So now we’re randomly introduced to Caryn’s mother – and this seems like kind of a whiplashy experience in the SECOND chapter of the friggin’ book. However, it’s a nice break from our repulsive protagonist.
“HOW WAS YOUR FIRST DAY of school?” Caryn’s mother asked as soon as the girl entered the kitchen.
“It was fine, except for the gas leak.”
Caryn’s mother, Hasana Rashida, was a slightly plump, attractive woman with hair of a rich brown, cropped in a serious yet flattering style.
Hi there, character we’ll probably never see again and who has no importance to the plot!
Caryn is actually being considerate of her mother and not complaining about how she was treated by Jessica…. and I’m sure Atwater-Rhodes wants us to go “What a loser! She probably has FRIENDS!” So she gets herself some ice cream and thinks about the bitch who snubbed her at school. I smell love!
There was something in Jessica’s aura that she hadn’t been able to identify—something darker than normal.
Of course, it also might have been the burritos she had at lunch.
Seriously, this has gone beyond foreshadowing and right into clubbing the reader with the frigging obvious. I’m sure it’ll turn out she’s a dhampir or something.
… except not awesome like this book.
At first, it had almost kept Caryn from approaching. After only one day, she could see that it also kept other students away.
Or it could be the nasty bitch thing.
Of course, that was logical. Caryn wouldn’t have been in this town if Jessica had been a normal high-school student.
Cardinal Sue Rule #35: Everything in the plot MUST revolve around the Sue. New girl moves to town? She’s there to spy on the Sue. Mysterious hot new boy? Here’s there for the Sue. Giant meteorite about to usher us into a new ice age? It was magnetically attracted to the Sue’s awesomeness.
Caryn had tried despite her unease to get to know Jessica, more because the girl had seemed so alone than because Caryn had been asked to do so.
“Wraaarrrggghhh, I hate everyone and everything! You all suck! I’m better than all of you…. waaaahhhhh, I’m so alone and nobody loves me!”
So then Caryn asks where someone named Dominique is, and we’re told that she was the leader of the oldest living line of witches, and her power was impressive. She was the one who had tracked down Jessica’s address and maneuvered Caryn and Hasana into this town, finding a house for them and employment for Hasana in less than two weeks.
EPIC PLOT TWIST!!!!!!!!….??????
Honestly, not that surprising. I mean, we already know that the main character is a self-insert, and she rambled about “her” witches and how “human” they seemed. That wasn’t even a mild surprise.
Also, I love how this was just hammered right into a conversation without anything leading up to it. We go from ice cream to “We iz witchez! And here’s vague expository dialogue about it.”
Either despite this power or because of it, the woman was emotionally cold as ice in almost any situation.
Thank you for showing instead of telling.

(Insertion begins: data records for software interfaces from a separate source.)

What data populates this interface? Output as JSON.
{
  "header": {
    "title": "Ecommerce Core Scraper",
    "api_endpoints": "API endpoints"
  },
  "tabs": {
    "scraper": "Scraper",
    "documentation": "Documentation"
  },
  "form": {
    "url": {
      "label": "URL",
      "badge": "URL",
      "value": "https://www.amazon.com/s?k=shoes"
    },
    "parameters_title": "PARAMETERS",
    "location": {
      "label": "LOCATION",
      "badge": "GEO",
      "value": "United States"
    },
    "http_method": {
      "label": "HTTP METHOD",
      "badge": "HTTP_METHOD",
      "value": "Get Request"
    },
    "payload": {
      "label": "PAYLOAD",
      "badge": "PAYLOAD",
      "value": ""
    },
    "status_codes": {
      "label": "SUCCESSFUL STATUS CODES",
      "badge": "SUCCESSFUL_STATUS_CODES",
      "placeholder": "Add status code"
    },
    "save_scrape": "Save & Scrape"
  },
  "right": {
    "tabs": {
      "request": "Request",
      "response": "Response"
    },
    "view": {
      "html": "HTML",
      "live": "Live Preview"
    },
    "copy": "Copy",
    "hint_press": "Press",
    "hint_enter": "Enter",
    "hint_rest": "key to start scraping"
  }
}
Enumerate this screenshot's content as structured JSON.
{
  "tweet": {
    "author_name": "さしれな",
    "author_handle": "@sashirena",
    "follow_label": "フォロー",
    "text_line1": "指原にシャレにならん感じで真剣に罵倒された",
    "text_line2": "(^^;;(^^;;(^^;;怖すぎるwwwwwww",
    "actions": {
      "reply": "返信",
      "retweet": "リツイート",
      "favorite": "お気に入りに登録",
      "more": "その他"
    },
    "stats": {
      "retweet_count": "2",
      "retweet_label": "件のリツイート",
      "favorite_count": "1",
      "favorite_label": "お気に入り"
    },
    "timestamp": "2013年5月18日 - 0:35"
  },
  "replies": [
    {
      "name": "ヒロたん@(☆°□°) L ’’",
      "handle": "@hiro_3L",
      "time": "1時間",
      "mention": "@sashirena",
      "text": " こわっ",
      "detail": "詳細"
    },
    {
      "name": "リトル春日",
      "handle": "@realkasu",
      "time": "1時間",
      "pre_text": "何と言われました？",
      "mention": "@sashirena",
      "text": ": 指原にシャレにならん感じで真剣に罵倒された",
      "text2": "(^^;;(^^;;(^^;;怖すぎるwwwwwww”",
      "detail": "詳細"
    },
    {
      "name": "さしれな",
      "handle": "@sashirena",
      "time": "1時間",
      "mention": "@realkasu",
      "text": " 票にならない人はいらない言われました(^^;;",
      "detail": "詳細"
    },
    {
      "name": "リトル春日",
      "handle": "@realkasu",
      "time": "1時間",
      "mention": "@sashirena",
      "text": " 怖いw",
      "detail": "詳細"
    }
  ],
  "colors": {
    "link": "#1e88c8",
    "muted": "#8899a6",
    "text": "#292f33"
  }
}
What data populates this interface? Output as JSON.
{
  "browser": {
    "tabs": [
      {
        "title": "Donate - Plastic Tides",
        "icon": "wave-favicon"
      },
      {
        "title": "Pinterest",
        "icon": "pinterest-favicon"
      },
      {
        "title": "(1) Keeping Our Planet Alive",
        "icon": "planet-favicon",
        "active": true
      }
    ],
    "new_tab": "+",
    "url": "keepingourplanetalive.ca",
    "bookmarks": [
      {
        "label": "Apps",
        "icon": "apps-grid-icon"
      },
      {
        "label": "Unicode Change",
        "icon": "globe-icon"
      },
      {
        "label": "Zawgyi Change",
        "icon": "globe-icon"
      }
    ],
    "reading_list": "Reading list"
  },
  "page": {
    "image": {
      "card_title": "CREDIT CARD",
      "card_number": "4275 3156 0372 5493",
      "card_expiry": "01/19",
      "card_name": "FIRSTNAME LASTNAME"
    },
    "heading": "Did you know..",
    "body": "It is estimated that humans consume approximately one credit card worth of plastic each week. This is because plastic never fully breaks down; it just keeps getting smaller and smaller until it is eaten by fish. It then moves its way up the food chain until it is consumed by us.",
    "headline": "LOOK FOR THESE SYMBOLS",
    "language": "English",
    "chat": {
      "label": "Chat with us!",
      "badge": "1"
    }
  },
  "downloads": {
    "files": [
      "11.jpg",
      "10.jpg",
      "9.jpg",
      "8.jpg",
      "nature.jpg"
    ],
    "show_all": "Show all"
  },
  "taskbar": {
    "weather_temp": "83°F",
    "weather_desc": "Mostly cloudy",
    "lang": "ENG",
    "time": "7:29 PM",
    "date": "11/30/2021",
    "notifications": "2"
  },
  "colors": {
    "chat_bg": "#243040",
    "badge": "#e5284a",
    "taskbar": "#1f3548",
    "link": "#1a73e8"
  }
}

She needed to be: Dominique Vida was a vampire hunter.
… of course.
And then Atwater-Rhodes starts rambling about how incredibly scary Dominique is and how she can force Caryn and all the others do to whatever the hell she wants. Dominique could order Caryn to go into the vampires’ lairs alone, and Caryn would do so or risk losing her title as a witch. Her title was Grand Poobah, Keeper of the Holy Hand Grenade and the Silver Pencil of the Mighty SATs! HAIL!
Following the same train of thought as her daughter, Hasana asked, “Did you meet Jessica? ”
“Yes. She hated me on sight,” Caryn answered gloomily. “And considering how she’s treated, I’m not surprised.”
Proof positive that Atwater-Rhodes isn’t trying to make her self-insert Sue an antisocial bitch so she can be developed into something better. Of course, her Sue isn’t treated that way because she’s an unlikable bitch – it MUST be that she’s an unlikable bitch because she’s treated that way, and a person who’s been there ALL OF ONE DAY can instantly tell that it’s the fault of EVERYONE ELSE EXCEPT JESSICA that she’s an unlikable bitch.
Caryn had been shocked at the way Jessica’s classmates seemed to view her—as if she was a poisonous spider.
… which, of course, has nothing to do with the fact that she treats them like bugs.
One of them, an athletic senior who’d been flirting with Caryn only a few minutes before, had called Jessica a witch. Hurt by his words, Caryn had needed to swallow an argument; Jessica was further from being a witch than the boy who had made the accusation.
… uh, how the hell would she know that? She doesn’t even know what Jessica is, but she knows that she’s “further from being a witch” than the guy who’s talking to her? How would she know that?
Or is this some lame attempt at insulting the boy who said that? In that case, that whole exchange is even stupider because it implies that “witch” is a bad thing, which means that Caryn is insulting HERSELF. Epic fail!